The Franklin Institute's Resources for Science Learning Made possible by Unisys
Home (Main Navigation - Resources for Science Learning @ The Franklin Institute)For Learners (Main Navigation - Resources for Science Learning @ The Franklin Institute)For Educators (Main Navigation - Resources for Science Learning @ The Franklin Institute)Leadership (Main Navigation - Resources for Science Learning @ The Franklin Institute)Partnership (Main Navigation - Resources for Science Learning @ The Franklin Institute)About Us (Main Navigation - Resources for Science Learning @ The Franklin Institute)


Tiny worlds

The human eye is limited. Our vision only reveals some small part of the physical world. We look out to the heavens and know that vast spaces exist beyond our ability to see them. Tools, like the telescope, help us see further, but still more remains unseen.
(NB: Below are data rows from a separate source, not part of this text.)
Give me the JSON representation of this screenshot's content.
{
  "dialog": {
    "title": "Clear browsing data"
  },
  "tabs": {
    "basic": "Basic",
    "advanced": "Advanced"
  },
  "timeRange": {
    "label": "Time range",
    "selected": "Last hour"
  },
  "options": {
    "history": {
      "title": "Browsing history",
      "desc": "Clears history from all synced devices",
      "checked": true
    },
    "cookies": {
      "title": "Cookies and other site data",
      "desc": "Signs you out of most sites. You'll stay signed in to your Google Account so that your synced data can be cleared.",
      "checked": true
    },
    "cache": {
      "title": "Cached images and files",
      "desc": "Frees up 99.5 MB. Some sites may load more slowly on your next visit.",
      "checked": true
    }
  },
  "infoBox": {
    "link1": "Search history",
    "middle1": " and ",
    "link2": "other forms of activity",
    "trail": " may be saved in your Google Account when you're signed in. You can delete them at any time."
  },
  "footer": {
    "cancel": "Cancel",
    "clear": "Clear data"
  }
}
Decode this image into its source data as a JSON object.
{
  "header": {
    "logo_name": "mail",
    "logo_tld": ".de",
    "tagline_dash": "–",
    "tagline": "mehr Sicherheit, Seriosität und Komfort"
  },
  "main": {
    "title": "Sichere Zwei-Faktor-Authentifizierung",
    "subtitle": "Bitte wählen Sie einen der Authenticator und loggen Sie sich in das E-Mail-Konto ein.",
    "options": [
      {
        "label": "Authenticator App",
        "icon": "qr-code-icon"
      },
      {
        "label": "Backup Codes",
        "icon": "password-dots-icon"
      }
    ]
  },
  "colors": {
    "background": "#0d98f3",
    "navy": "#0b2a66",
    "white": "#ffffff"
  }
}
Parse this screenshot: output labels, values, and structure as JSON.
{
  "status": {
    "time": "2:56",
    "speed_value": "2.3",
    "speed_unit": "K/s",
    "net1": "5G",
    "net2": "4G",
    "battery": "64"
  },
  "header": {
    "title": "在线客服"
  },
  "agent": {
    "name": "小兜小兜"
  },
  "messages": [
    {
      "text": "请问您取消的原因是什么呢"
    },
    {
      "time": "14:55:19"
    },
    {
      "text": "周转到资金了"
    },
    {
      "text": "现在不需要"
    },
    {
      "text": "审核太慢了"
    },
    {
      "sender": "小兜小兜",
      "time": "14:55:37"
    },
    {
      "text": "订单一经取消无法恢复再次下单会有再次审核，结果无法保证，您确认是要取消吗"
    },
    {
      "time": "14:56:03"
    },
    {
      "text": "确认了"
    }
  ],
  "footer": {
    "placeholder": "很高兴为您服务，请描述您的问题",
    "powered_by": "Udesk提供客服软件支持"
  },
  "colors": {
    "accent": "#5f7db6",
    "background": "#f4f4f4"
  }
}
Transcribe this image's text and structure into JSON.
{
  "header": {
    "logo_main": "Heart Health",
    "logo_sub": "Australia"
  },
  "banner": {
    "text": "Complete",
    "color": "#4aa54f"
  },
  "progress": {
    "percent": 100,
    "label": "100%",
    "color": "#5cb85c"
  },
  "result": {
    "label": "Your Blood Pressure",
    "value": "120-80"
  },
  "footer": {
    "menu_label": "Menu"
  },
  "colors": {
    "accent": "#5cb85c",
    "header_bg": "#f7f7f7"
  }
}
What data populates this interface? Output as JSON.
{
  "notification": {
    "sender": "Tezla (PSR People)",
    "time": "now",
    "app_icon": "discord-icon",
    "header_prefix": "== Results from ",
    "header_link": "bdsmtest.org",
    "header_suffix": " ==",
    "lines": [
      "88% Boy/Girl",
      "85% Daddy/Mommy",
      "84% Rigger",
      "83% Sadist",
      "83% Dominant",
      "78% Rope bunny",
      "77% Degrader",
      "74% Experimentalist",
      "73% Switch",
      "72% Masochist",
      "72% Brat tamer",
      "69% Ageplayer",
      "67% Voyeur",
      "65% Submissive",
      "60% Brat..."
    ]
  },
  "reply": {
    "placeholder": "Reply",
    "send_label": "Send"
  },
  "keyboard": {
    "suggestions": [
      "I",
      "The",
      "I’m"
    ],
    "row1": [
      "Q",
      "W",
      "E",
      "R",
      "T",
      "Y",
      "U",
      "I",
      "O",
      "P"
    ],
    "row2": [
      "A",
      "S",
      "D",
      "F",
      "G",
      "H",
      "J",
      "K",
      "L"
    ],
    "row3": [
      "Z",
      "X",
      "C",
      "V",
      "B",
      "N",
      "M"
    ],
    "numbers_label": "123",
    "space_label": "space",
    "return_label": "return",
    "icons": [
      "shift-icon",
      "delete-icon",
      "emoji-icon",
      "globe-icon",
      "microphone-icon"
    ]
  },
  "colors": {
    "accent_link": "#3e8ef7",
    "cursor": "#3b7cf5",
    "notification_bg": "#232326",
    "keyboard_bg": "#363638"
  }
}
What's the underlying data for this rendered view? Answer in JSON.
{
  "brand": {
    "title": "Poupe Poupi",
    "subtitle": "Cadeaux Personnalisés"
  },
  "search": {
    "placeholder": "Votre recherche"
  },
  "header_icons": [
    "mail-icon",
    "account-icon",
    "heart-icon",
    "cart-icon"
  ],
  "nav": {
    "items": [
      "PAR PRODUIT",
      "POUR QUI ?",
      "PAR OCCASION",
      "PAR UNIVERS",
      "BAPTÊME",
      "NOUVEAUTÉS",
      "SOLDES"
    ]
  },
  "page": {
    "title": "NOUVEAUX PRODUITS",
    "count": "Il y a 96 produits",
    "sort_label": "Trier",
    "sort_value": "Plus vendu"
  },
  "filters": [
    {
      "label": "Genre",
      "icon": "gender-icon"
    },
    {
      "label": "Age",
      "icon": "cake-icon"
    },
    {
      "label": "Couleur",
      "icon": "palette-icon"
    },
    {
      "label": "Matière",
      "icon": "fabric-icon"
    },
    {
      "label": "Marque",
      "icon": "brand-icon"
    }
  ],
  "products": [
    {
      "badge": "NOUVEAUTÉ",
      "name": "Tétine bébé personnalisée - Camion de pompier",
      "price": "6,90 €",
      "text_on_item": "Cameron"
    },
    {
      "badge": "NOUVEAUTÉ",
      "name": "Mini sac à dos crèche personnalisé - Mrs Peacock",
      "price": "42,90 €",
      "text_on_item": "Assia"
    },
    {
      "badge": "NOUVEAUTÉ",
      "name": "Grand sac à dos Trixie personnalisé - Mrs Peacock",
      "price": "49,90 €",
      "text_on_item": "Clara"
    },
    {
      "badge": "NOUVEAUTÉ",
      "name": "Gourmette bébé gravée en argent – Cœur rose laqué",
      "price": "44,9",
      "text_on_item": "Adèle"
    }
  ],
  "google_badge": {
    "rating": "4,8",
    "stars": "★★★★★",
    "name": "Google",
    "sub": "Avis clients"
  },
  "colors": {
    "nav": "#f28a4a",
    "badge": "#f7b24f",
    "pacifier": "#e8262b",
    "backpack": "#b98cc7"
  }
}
We look into a drop of water and know that elements and organisms exist even though we can't see them. The microscope has opened the window to these microworlds, allowing the human eye to see the unseen. Like the outer reaches of space, however, more microworlds may await our first sight.

Before beginning an investigation of microscopic worlds, spend some time getting to know the field of microscopy. Extensive resources are available to get you started. Literally, microscopy is the magnification of minute objects. Figuratively, microscopy is the transportation to tiny worlds. Let the adventure begin.
Microscopy UK
Microscopes and Microscopy
Microscopy Society of America
Internet Guide to Microscopy

From ancient times, scientists have used the magnifying lens to see the unseen. Since the first compound microscope, developed in the 16th century, technology has continually evolved, offering increasingly better tools. The light microscope and the scanning electron microscope are two familiar scientific instruments.
History of the Light Microscope
Scanning Electron Microscope
MicroAngelo - Electron Micrographs
Dennis Kunkel's Microscopy Science and Photography Through a Microscope
Microscope History

Imagine the thrill of first sight. Seeing some microscopic organism that has never been seen before must surely be magical. Every scientist who ever looks through a microscope hopes for the magic moment. These resources offer some of the images that were once magical for a moment.
Cells Alive
The Microbe Zoo
Microbes in the News

If you're not sure what you should be seeing, these collections of images reveal micro-organisms for your consideration.
Protist Image Data
Volvox Images

Managing microscopes in a classroom can be challenging. With the right activities and directions, however, microscopes can provide meaningful scientific investigation and discovery. These activities are recommended.
Students Using Microscopes
The Water Drop Project

It always helps to have good quality materials for your investigations. It also helps to have an expert nearby. These resources should help deepen your microscopic investigations.
Carolina Biological Supply
Moody Medical Library Collection of Historical Microscopes


Visit the "Spotlight" Archives

GO Back to inQuiry Almanack